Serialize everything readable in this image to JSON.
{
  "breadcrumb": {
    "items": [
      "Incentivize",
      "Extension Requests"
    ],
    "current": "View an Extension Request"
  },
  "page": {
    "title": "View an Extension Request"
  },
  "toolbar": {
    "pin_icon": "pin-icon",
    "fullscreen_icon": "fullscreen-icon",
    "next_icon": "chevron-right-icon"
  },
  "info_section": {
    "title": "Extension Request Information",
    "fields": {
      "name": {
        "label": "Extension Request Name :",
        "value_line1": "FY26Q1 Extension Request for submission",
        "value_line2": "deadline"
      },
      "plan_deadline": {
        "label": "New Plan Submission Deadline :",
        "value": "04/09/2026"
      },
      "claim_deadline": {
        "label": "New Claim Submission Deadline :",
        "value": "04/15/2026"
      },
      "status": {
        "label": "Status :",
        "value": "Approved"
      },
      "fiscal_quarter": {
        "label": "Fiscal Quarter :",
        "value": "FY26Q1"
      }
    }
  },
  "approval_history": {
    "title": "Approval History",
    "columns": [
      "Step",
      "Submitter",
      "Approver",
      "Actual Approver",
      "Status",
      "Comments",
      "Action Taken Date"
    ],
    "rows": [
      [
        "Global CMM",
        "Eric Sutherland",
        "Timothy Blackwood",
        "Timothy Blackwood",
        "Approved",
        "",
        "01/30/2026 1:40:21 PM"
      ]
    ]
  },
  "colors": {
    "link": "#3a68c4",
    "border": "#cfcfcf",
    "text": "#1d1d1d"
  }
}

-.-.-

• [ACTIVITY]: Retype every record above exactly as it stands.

• [RESPONSE BELOW]:
Serialize everything readable in this image to JSON.
{
  "breadcrumb": {
    "items": [
      "Incentivize",
      "Extension Requests"
    ],
    "current": "View an Extension Request"
  },
  "page": {
    "title": "View an Extension Request"
  },
  "toolbar": {
    "pin_icon": "pin-icon",
    "fullscreen_icon": "fullscreen-icon",
    "next_icon": "chevron-right-icon"
  },
  "info_section": {
    "title": "Extension Request Information",
    "fields": {
      "name": {
        "label": "Extension Request Name :",
        "value_line1": "FY26Q1 Extension Request for submission",
        "value_line2": "deadline"
      },
      "plan_deadline": {
        "label": "New Plan Submission Deadline :",
        "value": "04/09/2026"
      },
      "claim_deadline": {
        "label": "New Claim Submission Deadline :",
        "value": "04/15/2026"
      },
      "status": {
        "label": "Status :",
        "value": "Approved"
      },
      "fiscal_quarter": {
        "label": "Fiscal Quarter :",
        "value": "FY26Q1"
      }
    }
  },
  "approval_history": {
    "title": "Approval History",
    "columns": [
      "Step",
      "Submitter",
      "Approver",
      "Actual Approver",
      "Status",
      "Comments",
      "Action Taken Date"
    ],
    "rows": [
      [
        "Global CMM",
        "Eric Sutherland",
        "Timothy Blackwood",
        "Timothy Blackwood",
        "Approved",
        "",
        "01/30/2026 1:40:21 PM"
      ]
    ]
  },
  "colors": {
    "link": "#3a68c4",
    "border": "#cfcfcf",
    "text": "#1d1d1d"
  }
}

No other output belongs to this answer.